My personal work has a sense of neglect not only in the quality of images, but also in the time I take out to create it. I should shoot more. I love your observations and the adjectives you’ve chosen— it’s almost exactly what I want from it. I strive to create a story: it’s my training in film. I did my BFA in Direction and Cinematography at the School of Visual Arts. The rawness, the chaos, and the finesse are deliberate. Isn’t it how we choose to live our lives? Masking the chaos with finesse? The duplicity of human nature and interaction is also something I strive to create. Appearing one way, but being another. Funny creatures we humans are. We spend more time trying to be like others, rather than learning to be comfortable in ourselves.
At one point, magazines were synonymous with models: fresh faces, old faces, supermodel faces. Today, front covers and inside spreads contain presence by prominent celebrities. What is your opinion on this transition?
Today’s magazines are lining tomorrow’s trash cans…I choose not to read too many magazines.
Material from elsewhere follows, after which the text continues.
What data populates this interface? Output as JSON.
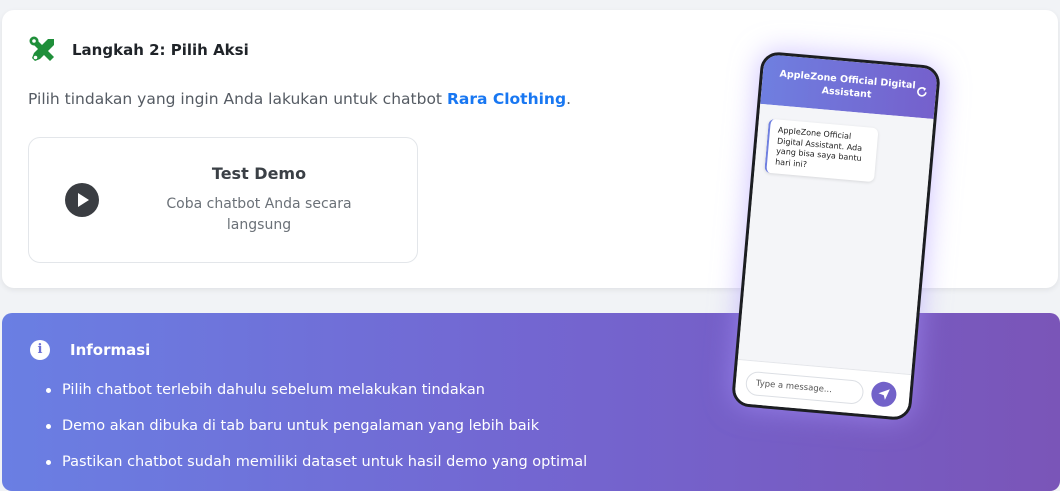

I shoot for them if I’m asked to. There are very few publications that still make an attempt at being creative and pushing the bar of glamour and fashion. Mostly it’s a compulsive aping of the “September Issue.” That said, there are a few magazines that still try to be original. Surprisingly, they aren’t the ones people would assume. As for Bollywood, it sells. But what Indian publications are forgetting is that they create tomorrow’s stars. Also, glamour and fashion have always been about telling people what they want. Be brave and tell them. Although, the magazine business is knee-deep in shit, so I guess you can’t blame them. But please, stop reusing the same actresses every three months. The new crop of Indian models are the most beautiful in the world. It’s sad to see them not getting their due.
I am curious about your personal series “Abheena.” Will you please share the concept behind that particular body of work?
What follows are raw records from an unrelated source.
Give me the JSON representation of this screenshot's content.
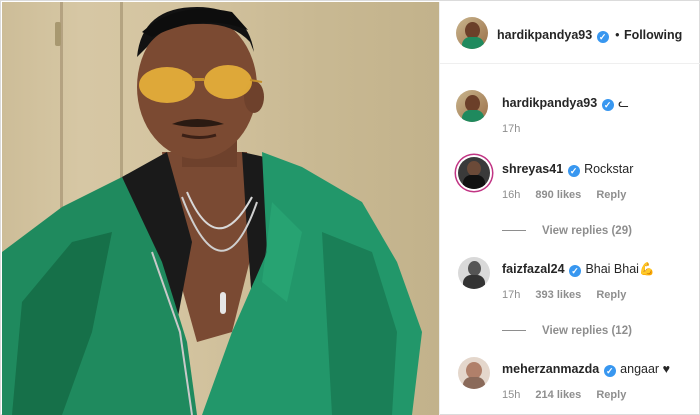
{
  "header": {
    "username": "hardikpandya93",
    "verified_icon": "verified-badge",
    "separator": "•",
    "follow_status": "Following"
  },
  "caption": {
    "username": "hardikpandya93",
    "text": "ᓚ",
    "time": "17h"
  },
  "comments": [
    {
      "username": "shreyas41",
      "text": "Rockstar",
      "time": "16h",
      "likes": "890 likes",
      "reply": "Reply",
      "view_replies": "View replies (29)"
    },
    {
      "username": "faizfazal24",
      "text": "Bhai Bhai💪",
      "time": "17h",
      "likes": "393 likes",
      "reply": "Reply",
      "view_replies": "View replies (12)"
    },
    {
      "username": "meherzanmazda",
      "text": "angaar ♥",
      "time": "15h",
      "likes": "214 likes",
      "reply": "Reply"
    }
  ],
  "colors": {
    "verified": "#3897f0",
    "jacket": "#1f8a5e",
    "text": "#262626",
    "muted": "#8e8e8e"
  }
}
I was fortunate enough to meet Abheena in Bombay a couple of years ago. She is a transgender woman, and is forced to live as a man in certain social settings because of social non-acceptance. It follows similar themes of self- exploration and duplicity: being one way but feeling another. She is an incredibly strong woman, who was kind enough to bare herself and a few of her friends to me over a weekend.
Where do you see your personal work five years from now?
I will be making films, Inshallah. But photography will always be a big part of my life. If I am accurate about my journey, my work will get more and more peaceful as I grow older. I started as a cynic and am gravitating toward being an optimist. But life and its many disappointments could lead to my taking pictures of severed chicken heads. Who knows?
What are some of your inspirations? Any film references (stylistically, thematically, conceptually)?
I’d like to think I’m more inspired by the story I’m telling or the people in my pictures, rather than…by the work of other people. Sally Mann, Raghu Rai, Diane Arbus, Nan Goldin, and young Indian photographer Akshay Mahajan are some of my favorite photographers. Sophia Coppola, Wong Kar-wai, Lynn Ramsay, and Lars Von Trier are a few of my favorite filmmakers. Virginia Woolf, Salman Rushdie, and Lionel Shriver are a few of my favorite authors. Phew. I detest talking about myself. Thanks for the interview.
To see more of Ishaan’s commercial and personal work, please visit: www.ishaannair.net